No change in Montville results in 38th District Democratic primary
Montville — Only eight votes still separate teacher Baird Welch-Collins and nurse manager Patrick Murphy after town officials on Monday completed the first half of a two-town recount in a Democratic primary for the 38th District seat in the state House of Representatives.
In the three-way primary, Welch-Collins earned 616 votes combined in Waterford and Montville; Murphy 608; and Nick Gauthier 449. Murphy bested Welch-Collins by 62 votes in Montville, but Welch-Collins commands a 70-vote advantage over Murphy in Waterford.

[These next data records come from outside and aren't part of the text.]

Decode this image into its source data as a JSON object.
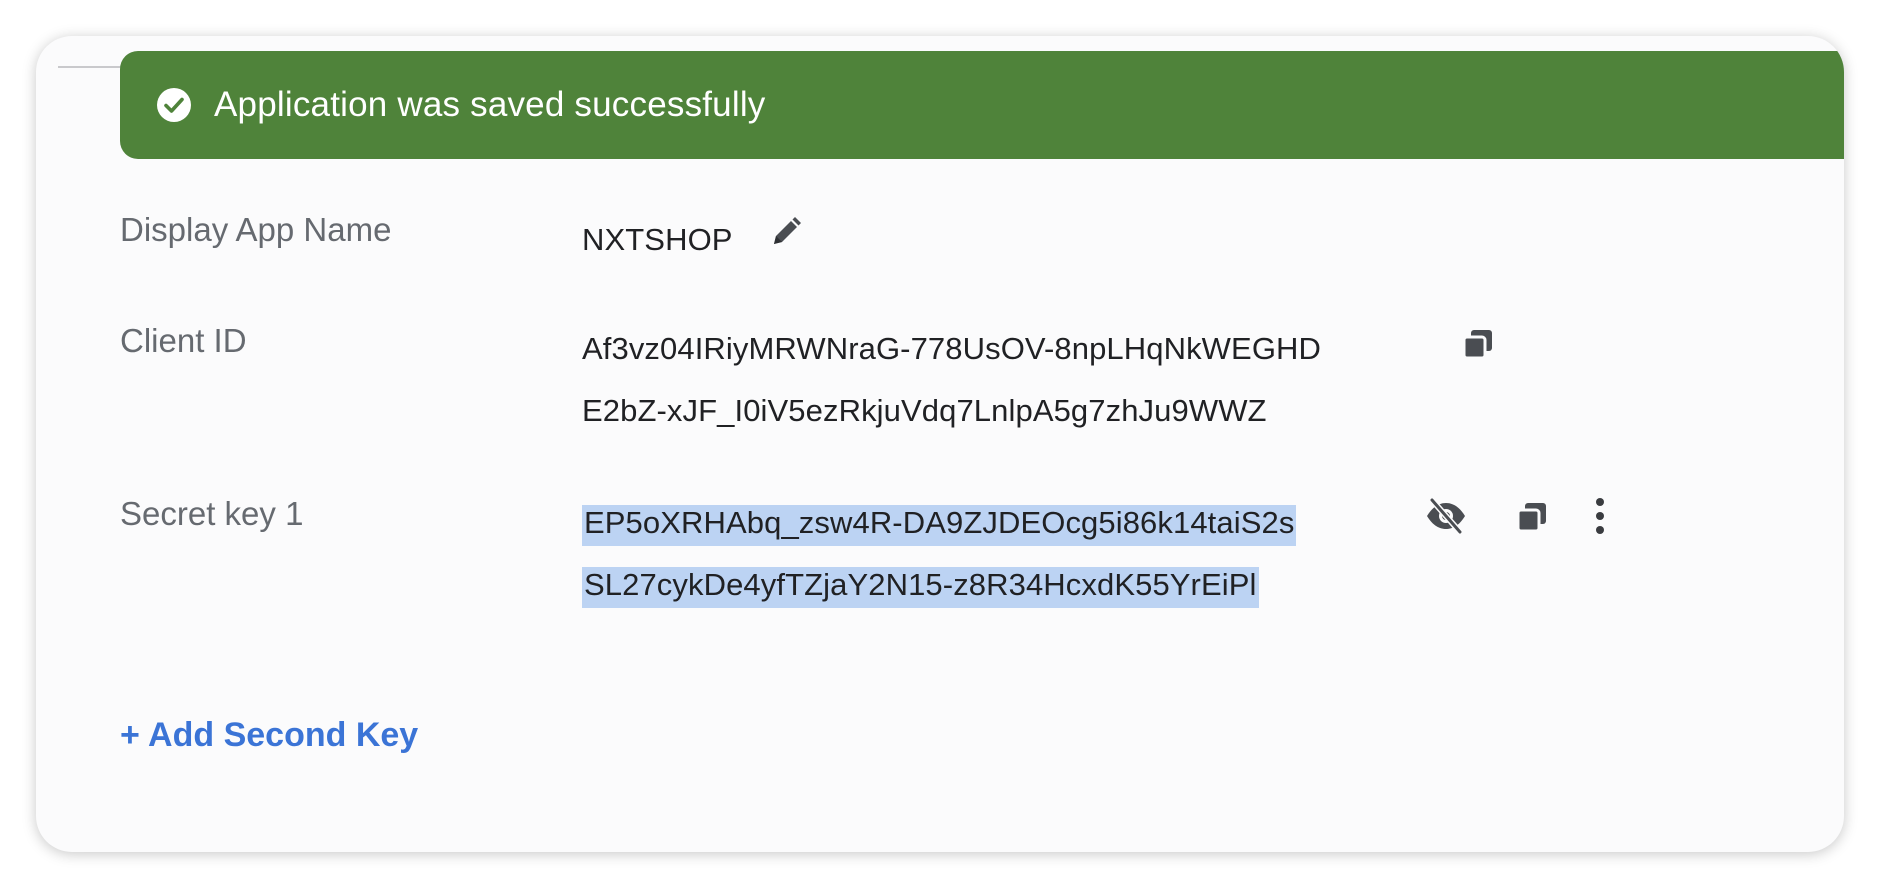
{
  "banner": {
    "message": "Application was saved successfully",
    "icon": "check-circle-icon",
    "color": "#4f833a"
  },
  "fields": {
    "app_name": {
      "label": "Display App Name",
      "value": "NXTSHOP",
      "action_icon": "pencil-icon"
    },
    "client_id": {
      "label": "Client ID",
      "line1": "Af3vz04IRiyMRWNraG-778UsOV-8npLHqNkWEGHD",
      "line2": "E2bZ-xJF_I0iV5ezRkjuVdq7LnlpA5g7zhJu9WWZ",
      "action_icon": "copy-icon"
    },
    "secret_key": {
      "label": "Secret key 1",
      "line1": "EP5oXRHAbq_zsw4R-DA9ZJDEOcg5i86k14taiS2s",
      "line2": "SL27cykDe4yfTZjaY2N15-z8R34HcxdK55YrEiPl",
      "action_icons": [
        "eye-off-icon",
        "copy-icon",
        "more-vertical-icon"
      ],
      "selection_color": "#bcd3f3"
    }
  },
  "actions": {
    "add_second_key": "+ Add Second Key"
  },
  "colors": {
    "link": "#3b74d6",
    "label": "#666a70",
    "value": "#202124"
  }
}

The eventual winner will face two-term incumbent Kathleen McCarty, a Republican.
Six polling volunteers moderated by Montville Town Clerk Katie Sandberg recounted more than 250 ballots by hand Monday morning and found the same results as last Tuesday’s primary: Murphy 131; Welch-Collins 69; and 56 for Gauthier, a labor and community organizer and political activist.
Officials will recount results at 9 a.m. Tuesday at Town Hall in Waterford, where Welch-Collins earned 547 votes to Murphy’s 477 and Gauthier’s 393.
“It would have been nice to have resolution,” said Murphy in an interview following Montville’s recount. “But since Tuesday my team’s been joking that I’m the calmest one in the group. Everything that could have been done has already been done.”
He added that seeing the race through to the end was a way to ensure “the most vulnerable voters” he met while campaigning will have their voices heard.
Welch-Collins, who earned a party endorsement in the Democratic convention in May, is a member of Waterford’s Representative Town Meeting and a social studies teacher at Norwich Free Academy.
Murphy, who was endorsed by the Montville Town Democrats, is a nurse manager at three shoreline clinics and making his first bid for public office.
Welch-Collins and his campaign leaders say they do not expect primary results to change and are looking forward to a respectful campaign against McCarty. McCarty faced Welch-Collins’ father, Green Party candidate Bill Collins, in 2014.